■ Supplied entries ■
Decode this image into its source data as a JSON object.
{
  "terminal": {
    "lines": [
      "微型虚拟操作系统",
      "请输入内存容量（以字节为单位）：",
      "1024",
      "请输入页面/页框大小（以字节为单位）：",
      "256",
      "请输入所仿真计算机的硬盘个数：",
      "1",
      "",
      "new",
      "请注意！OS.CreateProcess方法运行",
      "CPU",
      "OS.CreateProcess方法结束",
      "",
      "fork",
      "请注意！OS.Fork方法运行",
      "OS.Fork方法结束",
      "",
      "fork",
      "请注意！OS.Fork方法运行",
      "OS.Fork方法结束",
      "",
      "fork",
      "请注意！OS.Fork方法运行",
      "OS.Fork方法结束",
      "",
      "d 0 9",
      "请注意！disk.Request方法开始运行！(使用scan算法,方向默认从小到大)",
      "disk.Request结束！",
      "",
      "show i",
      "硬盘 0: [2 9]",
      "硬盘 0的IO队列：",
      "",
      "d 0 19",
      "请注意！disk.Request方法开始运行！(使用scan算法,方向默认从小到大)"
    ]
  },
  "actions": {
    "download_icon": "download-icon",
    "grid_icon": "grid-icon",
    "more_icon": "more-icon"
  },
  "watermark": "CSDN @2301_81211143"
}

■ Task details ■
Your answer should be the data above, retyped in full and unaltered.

■ Your response ■
Decode this image into its source data as a JSON object.
{
  "terminal": {
    "lines": [
      "微型虚拟操作系统",
      "请输入内存容量（以字节为单位）：",
      "1024",
      "请输入页面/页框大小（以字节为单位）：",
      "256",
      "请输入所仿真计算机的硬盘个数：",
      "1",
      "",
      "new",
      "请注意！OS.CreateProcess方法运行",
      "CPU",
      "OS.CreateProcess方法结束",
      "",
      "fork",
      "请注意！OS.Fork方法运行",
      "OS.Fork方法结束",
      "",
      "fork",
      "请注意！OS.Fork方法运行",
      "OS.Fork方法结束",
      "",
      "fork",
      "请注意！OS.Fork方法运行",
      "OS.Fork方法结束",
      "",
      "d 0 9",
      "请注意！disk.Request方法开始运行！(使用scan算法,方向默认从小到大)",
      "disk.Request结束！",
      "",
      "show i",
      "硬盘 0: [2 9]",
      "硬盘 0的IO队列：",
      "",
      "d 0 19",
      "请注意！disk.Request方法开始运行！(使用scan算法,方向默认从小到大)"
    ]
  },
  "actions": {
    "download_icon": "download-icon",
    "grid_icon": "grid-icon",
    "more_icon": "more-icon"
  },
  "watermark": "CSDN @2301_81211143"
}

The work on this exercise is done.